Stored records

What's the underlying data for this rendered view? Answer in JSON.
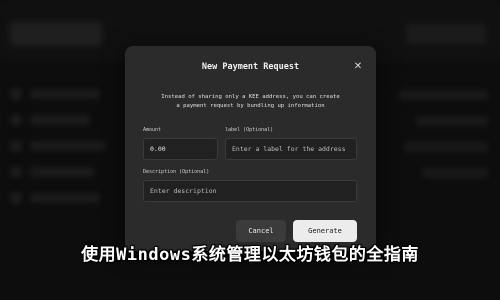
{
  "modal": {
    "title": "New Payment Request",
    "close_icon": "close-icon",
    "description_line1": "Instead of sharing only a KEE address, you can create",
    "description_line2": "a payment request by bundling up information",
    "amount": {
      "label": "Amount",
      "value": "0.00"
    },
    "label_field": {
      "label": "label (Optional)",
      "placeholder": "Enter a label for the address"
    },
    "description_field": {
      "label": "Description (Optional)",
      "placeholder": "Enter description"
    },
    "cancel_label": "Cancel",
    "generate_label": "Generate"
  },
  "headline": "使用Windows系统管理以太坊钱包的全指南"
}
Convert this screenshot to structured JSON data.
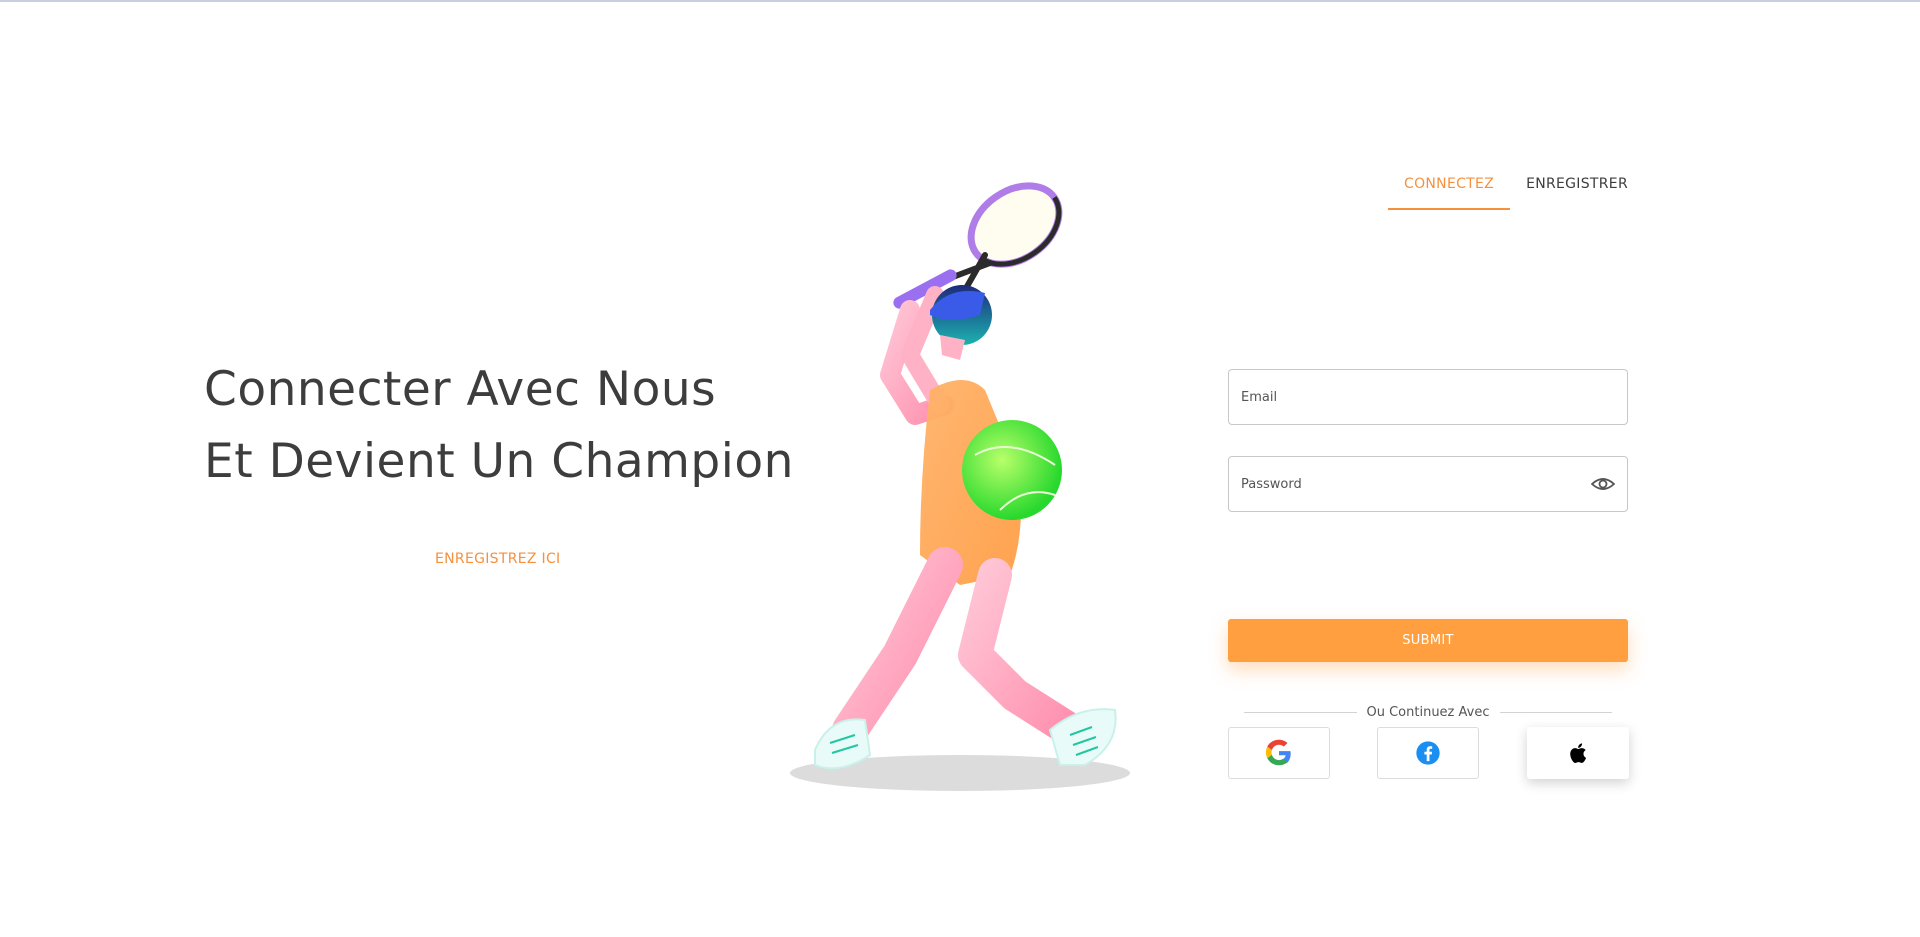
{
  "hero": {
    "line1": "Connecter Avec Nous",
    "line2": "Et Devient Un Champion",
    "register_link": "ENREGISTREZ ICI"
  },
  "tabs": [
    {
      "label": "CONNECTEZ",
      "active": true
    },
    {
      "label": "ENREGISTRER",
      "active": false
    }
  ],
  "form": {
    "email": {
      "placeholder": "Email",
      "value": ""
    },
    "password": {
      "placeholder": "Password",
      "value": ""
    },
    "submit_label": "SUBMIT",
    "divider_text": "Ou Continuez Avec"
  },
  "social": [
    {
      "name": "google-icon"
    },
    {
      "name": "facebook-icon"
    },
    {
      "name": "apple-icon"
    }
  ],
  "colors": {
    "accent": "#ff9f3f",
    "text": "#3d3d3d",
    "facebook": "#1b8ef2"
  }
}
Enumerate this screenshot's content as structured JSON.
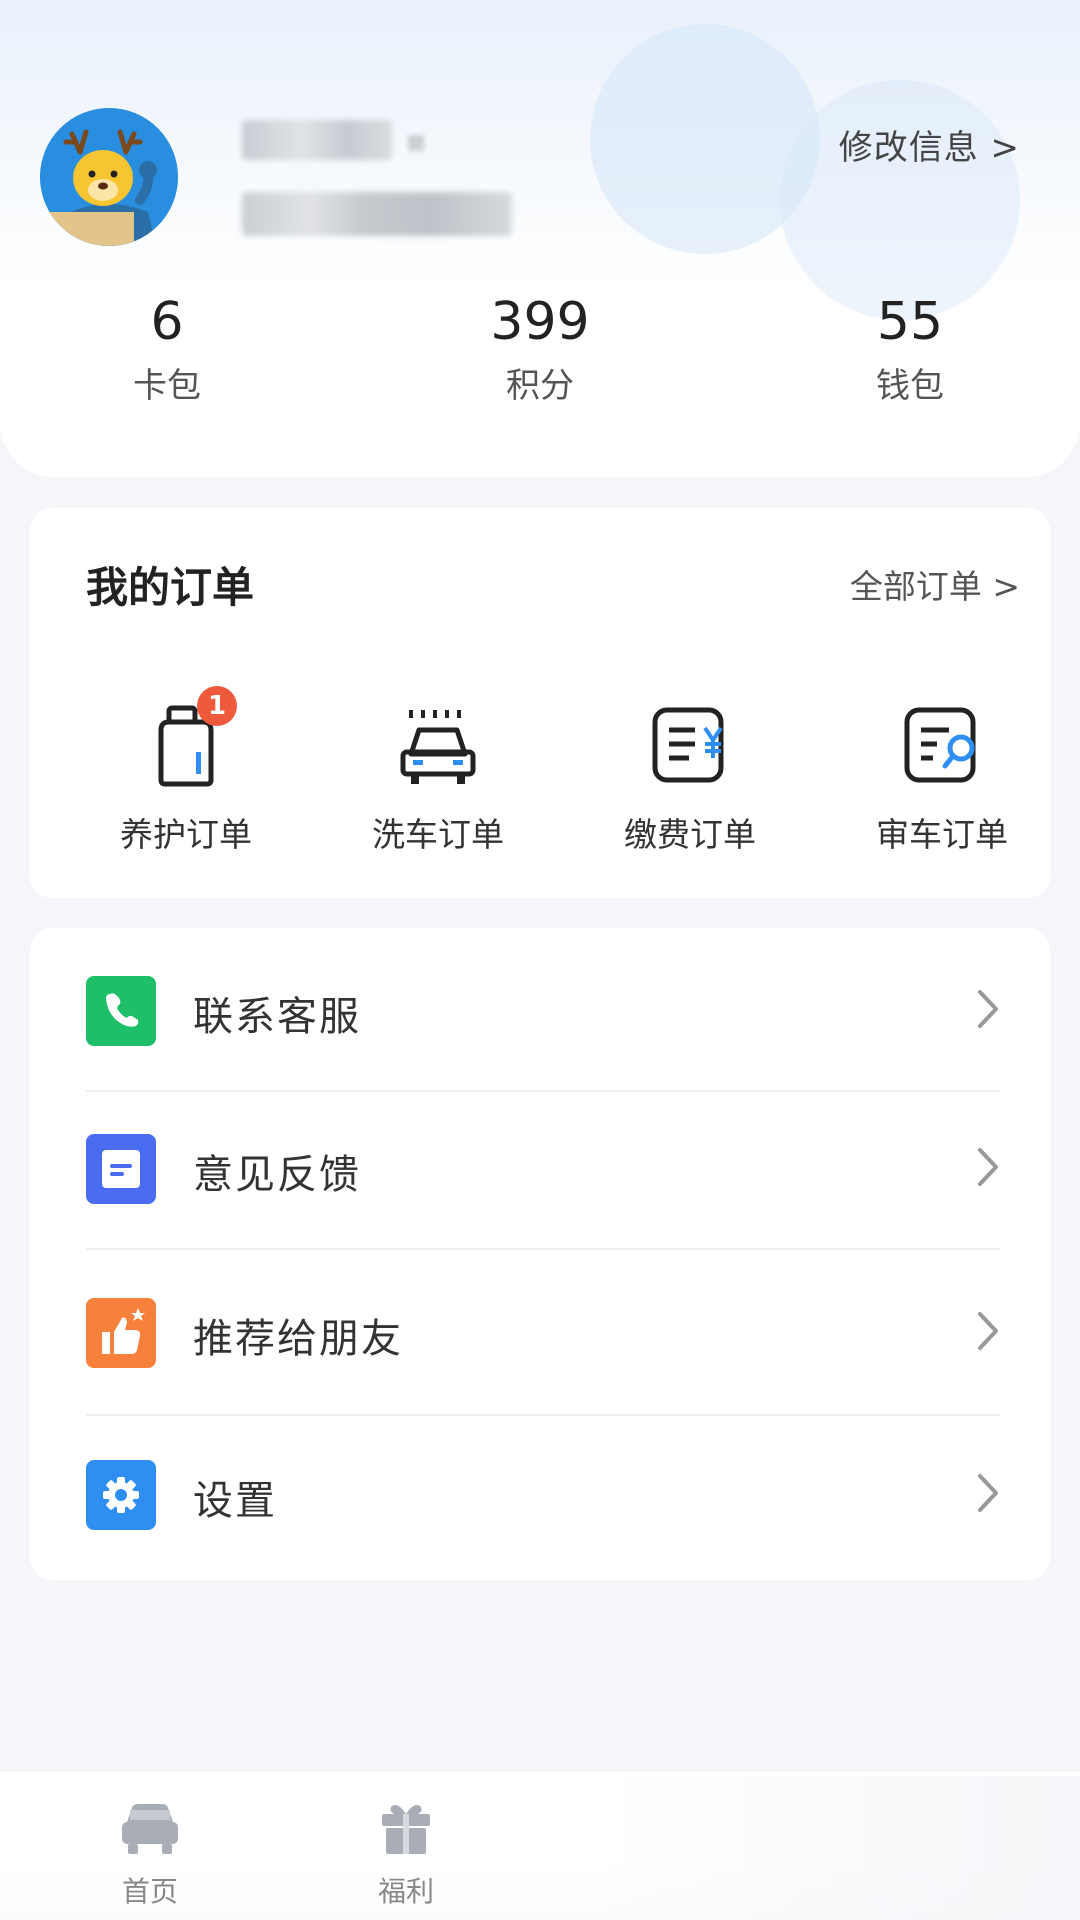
{
  "profile": {
    "edit_label": "修改信息 >",
    "stats": [
      {
        "value": "6",
        "label": "卡包"
      },
      {
        "value": "399",
        "label": "积分"
      },
      {
        "value": "55",
        "label": "钱包"
      }
    ]
  },
  "orders": {
    "title": "我的订单",
    "all_label": "全部订单 >",
    "items": [
      {
        "label": "养护订单",
        "icon": "maintenance-bottle-icon",
        "badge": "1"
      },
      {
        "label": "洗车订单",
        "icon": "car-wash-icon"
      },
      {
        "label": "缴费订单",
        "icon": "payment-receipt-icon"
      },
      {
        "label": "审车订单",
        "icon": "inspection-search-icon"
      }
    ]
  },
  "menu": {
    "items": [
      {
        "label": "联系客服",
        "icon": "phone-icon",
        "color": "#1fbf6a"
      },
      {
        "label": "意见反馈",
        "icon": "feedback-icon",
        "color": "#4a6cf0"
      },
      {
        "label": "推荐给朋友",
        "icon": "thumbs-up-icon",
        "color": "#f7813a"
      },
      {
        "label": "设置",
        "icon": "gear-icon",
        "color": "#2f8ef2"
      }
    ]
  },
  "nav": {
    "items": [
      {
        "label": "首页",
        "icon": "car-icon"
      },
      {
        "label": "福利",
        "icon": "gift-icon"
      }
    ]
  },
  "colors": {
    "accent_blue": "#2f8ef2",
    "badge_red": "#f05a3c",
    "background": "#f4f6f9"
  }
}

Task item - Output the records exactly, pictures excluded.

Solution to this task -
What's the underlying data for this rendered view? Answer in JSON.
{
  "modal": {
    "title": "New Payment Request",
    "close_icon": "close-icon",
    "description_line1": "Instead of sharing only a KEE address, you can create",
    "description_line2": "a payment request by bundling up information",
    "amount": {
      "label": "Amount",
      "value": "0.00"
    },
    "label_field": {
      "label": "label (Optional)",
      "placeholder": "Enter a label for the address"
    },
    "description_field": {
      "label": "Description (Optional)",
      "placeholder": "Enter description"
    },
    "cancel_label": "Cancel",
    "generate_label": "Generate"
  },
  "headline": "使用Windows系统管理以太坊钱包的全指南"
}
Convert this screenshot to structured JSON data.
{
  "hero": {
    "line1": "Connecter Avec Nous",
    "line2": "Et Devient Un Champion",
    "register_link": "ENREGISTREZ ICI"
  },
  "tabs": [
    {
      "label": "CONNECTEZ",
      "active": true
    },
    {
      "label": "ENREGISTRER",
      "active": false
    }
  ],
  "form": {
    "email": {
      "placeholder": "Email",
      "value": ""
    },
    "password": {
      "placeholder": "Password",
      "value": ""
    },
    "submit_label": "SUBMIT",
    "divider_text": "Ou Continuez Avec"
  },
  "social": [
    {
      "name": "google-icon"
    },
    {
      "name": "facebook-icon"
    },
    {
      "name": "apple-icon"
    }
  ],
  "colors": {
    "accent": "#ff9f3f",
    "text": "#3d3d3d",
    "facebook": "#1b8ef2"
  }
}
Enumerate this screenshot's content as structured JSON.
{
  "profile": {
    "edit_label": "修改信息 >",
    "stats": [
      {
        "value": "6",
        "label": "卡包"
      },
      {
        "value": "399",
        "label": "积分"
      },
      {
        "value": "55",
        "label": "钱包"
      }
    ]
  },
  "orders": {
    "title": "我的订单",
    "all_label": "全部订单 >",
    "items": [
      {
        "label": "养护订单",
        "icon": "maintenance-bottle-icon",
        "badge": "1"
      },
      {
        "label": "洗车订单",
        "icon": "car-wash-icon"
      },
      {
        "label": "缴费订单",
        "icon": "payment-receipt-icon"
      },
      {
        "label": "审车订单",
        "icon": "inspection-search-icon"
      }
    ]
  },
  "menu": {
    "items": [
      {
        "label": "联系客服",
        "icon": "phone-icon",
        "color": "#1fbf6a"
      },
      {
        "label": "意见反馈",
        "icon": "feedback-icon",
        "color": "#4a6cf0"
      },
      {
        "label": "推荐给朋友",
        "icon": "thumbs-up-icon",
        "color": "#f7813a"
      },
      {
        "label": "设置",
        "icon": "gear-icon",
        "color": "#2f8ef2"
      }
    ]
  },
  "nav": {
    "items": [
      {
        "label": "首页",
        "icon": "car-icon"
      },
      {
        "label": "福利",
        "icon": "gift-icon"
      }
    ]
  },
  "colors": {
    "accent_blue": "#2f8ef2",
    "badge_red": "#f05a3c",
    "background": "#f4f6f9"
  }
}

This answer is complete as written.